The symptoms of RTS and post-traumatic stress syndrome overlap. As might be expected, online sources mention that a person who has been raped will generally experience high levels of distress immediately afterward. These feelings may subside over time for some people; however, individually each syndrome can have long devastating effects on rape victims and some victims will continue to experience some form of psychological distress for months or years. It has also been found that rape survivors are at high risk for developing substance use disorders, major depression, generalized anxiety disorder, obsessive-compulsive disorder, and eating disorders.
“A rape victim is likely to develop ferocious stress as a result of shame and guilt because of the experience. Some of them become so sad, or develop fear or anger for almost everybody, and may even lose sexual desire since they associate sex with brutality,” she says.
Kirabo notes that the first step for any rape victim, regardless of gender, would be to report the case immediately to ‘One Stop Centres’ that are all over the country, or Police, so that they can open up a law suit against the perpetrator because some people tend to deny the experience.
“At the end of the day when you don’t open up to anyone, you are trying to reinforce that action and victimhood.
“Professional counsellors have been trained with specialised skills to help people recover from those traumatic experiences, they have high level of confidentiality about what has happened to the victims.

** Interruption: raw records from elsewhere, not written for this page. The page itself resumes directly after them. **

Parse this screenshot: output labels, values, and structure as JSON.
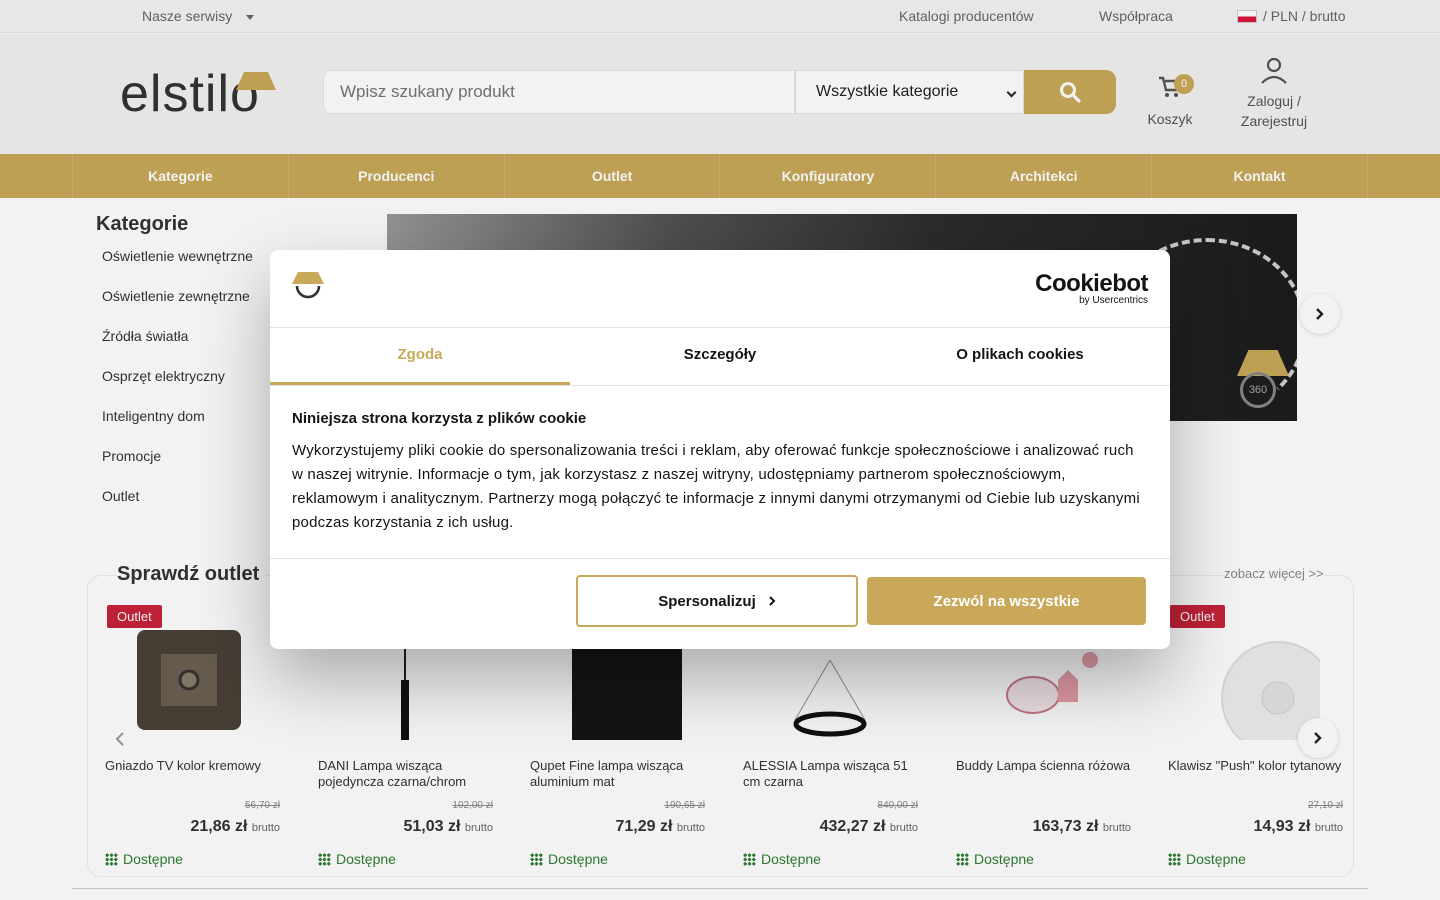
{
  "topbar": {
    "services": "Nasze serwisy",
    "catalogs": "Katalogi producentów",
    "cooperation": "Współpraca",
    "locale": "/ PLN / brutto"
  },
  "header": {
    "logo": "elstilo",
    "search_placeholder": "Wpisz szukany produkt",
    "category_select": "Wszystkie kategorie",
    "cart_count": "0",
    "cart_label": "Koszyk",
    "login_label": "Zaloguj / Zarejestruj"
  },
  "nav": [
    "Kategorie",
    "Producenci",
    "Outlet",
    "Konfiguratory",
    "Architekci",
    "Kontakt"
  ],
  "sidebar": {
    "title": "Kategorie",
    "items": [
      "Oświetlenie wewnętrzne",
      "Oświetlenie zewnętrzne",
      "Źródła światła",
      "Osprzęt elektryczny",
      "Inteligentny dom",
      "Promocje",
      "Outlet"
    ]
  },
  "banner": {
    "badge_360": "360"
  },
  "outlet": {
    "title": "Sprawdź outlet",
    "see_more": "zobacz więcej >>",
    "products": [
      {
        "badge": "Outlet",
        "name": "Gniazdo TV kolor kremowy",
        "old_price": "56,70 zł",
        "price": "21,86 zł",
        "unit": "brutto",
        "availability": "Dostępne"
      },
      {
        "badge": "",
        "name": "DANI Lampa wisząca pojedyncza czarna/chrom",
        "old_price": "102,00 zł",
        "price": "51,03 zł",
        "unit": "brutto",
        "availability": "Dostępne"
      },
      {
        "badge": "",
        "name": "Qupet Fine lampa wisząca aluminium mat",
        "old_price": "190,65 zł",
        "price": "71,29 zł",
        "unit": "brutto",
        "availability": "Dostępne"
      },
      {
        "badge": "",
        "name": "ALESSIA Lampa wisząca 51 cm czarna",
        "old_price": "840,00 zł",
        "price": "432,27 zł",
        "unit": "brutto",
        "availability": "Dostępne"
      },
      {
        "badge": "",
        "name": "Buddy Lampa ścienna różowa",
        "old_price": "",
        "price": "163,73 zł",
        "unit": "brutto",
        "availability": "Dostępne"
      },
      {
        "badge": "Outlet",
        "name": "Klawisz \"Push\" kolor tytanowy",
        "old_price": "27,10 zł",
        "price": "14,93 zł",
        "unit": "brutto",
        "availability": "Dostępne"
      }
    ]
  },
  "cookie_dialog": {
    "brand": "Cookiebot",
    "brand_sub": "by Usercentrics",
    "tabs": [
      "Zgoda",
      "Szczegóły",
      "O plikach cookies"
    ],
    "heading": "Niniejsza strona korzysta z plików cookie",
    "body": "Wykorzystujemy pliki cookie do spersonalizowania treści i reklam, aby oferować funkcje społecznościowe i analizować ruch w naszej witrynie. Informacje o tym, jak korzystasz z naszej witryny, udostępniamy partnerom społecznościowym, reklamowym i analitycznym. Partnerzy mogą połączyć te informacje z innymi danymi otrzymanymi od Ciebie lub uzyskanymi podczas korzystania z ich usług.",
    "personalize": "Spersonalizuj",
    "allow_all": "Zezwól na wszystkie"
  },
  "colors": {
    "accent": "#c9a959",
    "outlet_badge": "#c8233a",
    "available": "#2d7d32"
  }
}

“There are also faith leaders like pastors and sheikhs who can be trusted to share information with, as well as trusted relatives and friends, so it’s good to open up and challenge that sense of helplessness and isolation. Also, join support groups that will help you cope,” she says.
Accept yourself, Kirabo adds, and know that you cannot undo your past. It is important to pay attention to any subsequent changes in your thoughts or behaviour, as they can greatly interfere with your ability to effectively function in different areas of your life.
“After that you will be able to reconnect with your body and feelings, and then connect with the rest of the world, like participating in social activities and building meaningful friendships.”
There is also a wide range of stigma associated with people who have been raped in our society, which, Kirabo says, causes victims to develop post-traumatic stress disorder and obsessive compulsive disorders that will give them nightmares, or make them feel like they are in danger.
For Uwantege, she hopes that one day stigma against rape victims will stop, to enable the victims open up and share their stories.
“Women are human beings and have feelings. We should stop focusing on only teaching women how to avoid rape, and focus more on educating men to stop objectifying women. It should start from households, parents should raise both genders equally, not putting the burden on the girls alone to behave right,” she says.
Kelly Johnson, a counsellor with Lighthouse, a counselling and training centre, says that victim blaming does happen, and advises that if someone shares with you their sexual assault ordeal, first and foremost, believe what they are saying, support them, listen to them and validate their story. Never blame them, because sexual assault is never the fault of the victim.
“Ask them if they would like to talk to a professional counsellor about what has happened, and support them, even accompany them, if they want that. Be gentle and caring,” she says.
Support groups can help victims open up and speak out on sexual violence. Net photos